Additionally, deepfakes could be used to impersonate military or government officials, issuing false orders or spreading misinformation that could destabilize regions or disrupt international relations.

Erosion of Trust and Credibility

Perhaps the most profound threat posed by deepfakes is the erosion of trust and credibility in visual and auditory media. As deepfakes become more sophisticated and widespread, it becomes increasingly challenging to distinguish genuine content from synthetic fabrications.

This erosion of trust can have far-reaching consequences, undermining the credibility of news sources, documentary evidence, and even personal accounts. It could lead to a widespread skepticism toward all forms of media, creating an environment ripe for the proliferation of misinformation and conspiracy theories.

Combating Deepfakes: Strategies and Countermeasures

Addressing the challenges posed by deepfakes requires a multifaceted approach involving technological solutions, legal and regulatory frameworks, and public awareness and education efforts.

Technological Countermeasures

Researchers and technology companies are actively developing various technological countermeasures to detect and mitigate the spread of deepfakes. Some of the most promising approaches include:

  1. Digital Watermarking and Provenance Tracking: These techniques involve embedding imperceptible digital watermarks or metadata into original media files, enabling the verification of their authenticity and tracing their provenance.
  2. Deep Learning-Based Detection: Leveraging the power of deep learning, researchers are training neural networks to recognize the subtle artifacts and inconsistencies that differentiate deepfakes from authentic media.
  3. Biological Signal Analysis: Analyzing biological signals, such as eye movements, blinking patterns, and subtle facial muscle movements, can help identify synthetic media by detecting deviations from natural human behavior.
Deepfakes and the Threat to Reality


What are deepfakes?

Deepfakes are realistic-looking videos, images, or audio recordings that have been manipulated using artificial intelligence (AI) and deep learning techniques.
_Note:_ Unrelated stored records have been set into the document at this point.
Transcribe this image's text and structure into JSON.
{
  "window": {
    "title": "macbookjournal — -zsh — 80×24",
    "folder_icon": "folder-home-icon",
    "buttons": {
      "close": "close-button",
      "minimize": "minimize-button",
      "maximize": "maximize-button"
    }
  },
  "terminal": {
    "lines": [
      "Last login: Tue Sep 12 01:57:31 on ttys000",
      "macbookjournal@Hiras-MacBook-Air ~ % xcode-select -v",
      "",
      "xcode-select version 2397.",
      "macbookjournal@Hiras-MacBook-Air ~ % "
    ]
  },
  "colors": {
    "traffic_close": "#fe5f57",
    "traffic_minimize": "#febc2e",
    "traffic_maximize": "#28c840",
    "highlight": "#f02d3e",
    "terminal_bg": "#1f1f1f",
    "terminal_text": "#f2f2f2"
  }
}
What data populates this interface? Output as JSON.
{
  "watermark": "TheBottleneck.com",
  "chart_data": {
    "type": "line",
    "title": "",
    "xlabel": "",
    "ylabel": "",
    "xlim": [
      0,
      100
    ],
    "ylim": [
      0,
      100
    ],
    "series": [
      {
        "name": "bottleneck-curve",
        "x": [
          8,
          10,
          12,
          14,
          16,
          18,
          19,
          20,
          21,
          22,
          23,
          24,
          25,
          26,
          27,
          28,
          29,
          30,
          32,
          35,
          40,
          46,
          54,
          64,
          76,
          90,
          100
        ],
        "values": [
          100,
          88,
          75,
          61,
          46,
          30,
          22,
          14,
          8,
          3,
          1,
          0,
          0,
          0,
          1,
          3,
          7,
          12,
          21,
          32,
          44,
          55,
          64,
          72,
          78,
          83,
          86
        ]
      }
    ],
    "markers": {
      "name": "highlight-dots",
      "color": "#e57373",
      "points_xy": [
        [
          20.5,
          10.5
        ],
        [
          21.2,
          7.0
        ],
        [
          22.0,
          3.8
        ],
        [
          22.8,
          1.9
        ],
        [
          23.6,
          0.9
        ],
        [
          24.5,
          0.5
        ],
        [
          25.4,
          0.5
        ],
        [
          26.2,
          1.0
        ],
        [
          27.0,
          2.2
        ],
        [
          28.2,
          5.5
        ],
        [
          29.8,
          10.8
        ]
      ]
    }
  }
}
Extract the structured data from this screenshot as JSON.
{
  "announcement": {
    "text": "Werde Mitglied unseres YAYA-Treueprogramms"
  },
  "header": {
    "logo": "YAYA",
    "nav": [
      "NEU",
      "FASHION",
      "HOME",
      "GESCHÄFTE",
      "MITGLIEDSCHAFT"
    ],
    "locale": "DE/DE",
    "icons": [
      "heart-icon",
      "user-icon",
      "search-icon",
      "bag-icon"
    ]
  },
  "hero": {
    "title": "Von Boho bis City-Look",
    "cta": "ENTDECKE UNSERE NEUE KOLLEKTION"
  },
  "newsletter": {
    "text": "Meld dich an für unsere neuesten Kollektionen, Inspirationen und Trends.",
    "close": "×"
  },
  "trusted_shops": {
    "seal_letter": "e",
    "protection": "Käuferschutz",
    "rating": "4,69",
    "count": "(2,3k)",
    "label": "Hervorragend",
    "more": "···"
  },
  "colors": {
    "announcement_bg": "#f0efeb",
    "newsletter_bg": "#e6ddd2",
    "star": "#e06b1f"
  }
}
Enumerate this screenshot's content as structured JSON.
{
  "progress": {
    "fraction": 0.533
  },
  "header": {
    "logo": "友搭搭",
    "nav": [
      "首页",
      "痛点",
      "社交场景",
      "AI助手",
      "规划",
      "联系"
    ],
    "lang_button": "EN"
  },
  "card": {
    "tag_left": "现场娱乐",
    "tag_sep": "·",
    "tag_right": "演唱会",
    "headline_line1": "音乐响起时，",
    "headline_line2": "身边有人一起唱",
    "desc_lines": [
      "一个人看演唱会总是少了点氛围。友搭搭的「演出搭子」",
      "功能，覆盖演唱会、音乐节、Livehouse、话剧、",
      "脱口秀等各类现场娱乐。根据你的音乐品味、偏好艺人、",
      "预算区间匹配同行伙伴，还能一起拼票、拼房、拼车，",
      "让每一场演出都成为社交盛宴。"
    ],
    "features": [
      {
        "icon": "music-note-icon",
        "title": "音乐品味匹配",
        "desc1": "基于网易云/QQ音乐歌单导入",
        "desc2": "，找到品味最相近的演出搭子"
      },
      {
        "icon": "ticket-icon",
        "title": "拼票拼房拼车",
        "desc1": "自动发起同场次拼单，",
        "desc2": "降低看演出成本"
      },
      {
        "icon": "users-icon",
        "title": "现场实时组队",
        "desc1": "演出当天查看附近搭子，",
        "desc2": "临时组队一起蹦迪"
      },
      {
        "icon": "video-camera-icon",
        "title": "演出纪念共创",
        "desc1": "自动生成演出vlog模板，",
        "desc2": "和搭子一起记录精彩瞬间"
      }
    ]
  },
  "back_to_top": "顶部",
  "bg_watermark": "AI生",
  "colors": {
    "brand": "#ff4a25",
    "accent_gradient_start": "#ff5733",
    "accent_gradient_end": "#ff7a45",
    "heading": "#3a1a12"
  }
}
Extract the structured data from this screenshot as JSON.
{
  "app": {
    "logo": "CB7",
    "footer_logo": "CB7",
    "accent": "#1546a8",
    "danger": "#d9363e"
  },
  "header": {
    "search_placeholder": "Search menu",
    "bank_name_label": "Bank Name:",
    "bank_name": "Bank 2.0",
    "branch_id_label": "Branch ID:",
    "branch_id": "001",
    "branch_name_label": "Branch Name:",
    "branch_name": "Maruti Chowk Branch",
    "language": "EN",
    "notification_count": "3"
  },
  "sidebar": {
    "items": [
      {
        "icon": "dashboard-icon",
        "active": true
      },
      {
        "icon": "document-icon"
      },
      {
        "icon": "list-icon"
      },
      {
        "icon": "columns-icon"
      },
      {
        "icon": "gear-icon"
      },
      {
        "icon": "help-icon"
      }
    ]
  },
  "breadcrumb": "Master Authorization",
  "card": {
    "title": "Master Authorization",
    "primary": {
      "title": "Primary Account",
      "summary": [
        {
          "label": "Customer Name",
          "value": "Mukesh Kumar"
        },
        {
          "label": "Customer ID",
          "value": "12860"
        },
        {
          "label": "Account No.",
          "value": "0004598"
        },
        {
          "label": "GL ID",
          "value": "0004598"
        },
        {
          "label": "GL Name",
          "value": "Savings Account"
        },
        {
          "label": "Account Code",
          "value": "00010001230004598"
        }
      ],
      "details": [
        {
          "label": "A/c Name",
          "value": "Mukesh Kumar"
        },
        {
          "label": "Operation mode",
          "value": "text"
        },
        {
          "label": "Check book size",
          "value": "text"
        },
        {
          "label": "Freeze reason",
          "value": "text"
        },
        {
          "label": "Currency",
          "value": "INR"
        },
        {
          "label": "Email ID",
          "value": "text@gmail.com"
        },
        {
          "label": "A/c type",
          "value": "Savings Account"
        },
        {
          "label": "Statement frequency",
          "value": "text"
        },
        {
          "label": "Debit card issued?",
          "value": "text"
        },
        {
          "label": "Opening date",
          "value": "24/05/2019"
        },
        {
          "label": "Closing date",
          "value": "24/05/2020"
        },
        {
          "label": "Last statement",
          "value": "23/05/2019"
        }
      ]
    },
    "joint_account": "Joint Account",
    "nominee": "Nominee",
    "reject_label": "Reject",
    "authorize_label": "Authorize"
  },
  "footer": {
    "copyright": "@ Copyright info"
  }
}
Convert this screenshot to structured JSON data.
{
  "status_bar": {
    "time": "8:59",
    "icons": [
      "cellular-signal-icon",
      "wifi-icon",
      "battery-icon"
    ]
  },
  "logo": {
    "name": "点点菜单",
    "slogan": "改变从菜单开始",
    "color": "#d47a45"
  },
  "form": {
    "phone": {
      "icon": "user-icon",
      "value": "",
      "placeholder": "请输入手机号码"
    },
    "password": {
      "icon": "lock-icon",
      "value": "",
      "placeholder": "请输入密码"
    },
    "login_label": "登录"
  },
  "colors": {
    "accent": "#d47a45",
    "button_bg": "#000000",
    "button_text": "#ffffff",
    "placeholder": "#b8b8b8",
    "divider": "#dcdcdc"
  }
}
They are created by replacing the original person’s face or voice with someone else’s, often resulting in deceptive and misleading content.

How are deepfakes created?

Deepfakes are created using deep learning algorithms, particularly generative adversarial networks (GANs). These algorithms analyze and learn from large datasets of images or videos to generate new content that mimics the appearance and speech patterns of the target person.

What are the risks associated with deepfakes?

Deepfakes pose significant risks to individuals, businesses, and society as a whole. They can be used to spread misinformation, manipulate public opinion, and damage reputations. For example, deepfakes could be used to create fake news stories, impersonate public figures, or blackmail individuals.

How can deepfakes be detected?

Detecting deepfakes can be challenging, as they are often highly realistic. However, researchers and tech companies are developing tools and techniques to identify deepfakes, such as analyzing facial expressions, blinking patterns, and inconsistencies in audio or video quality.

Leave a Comment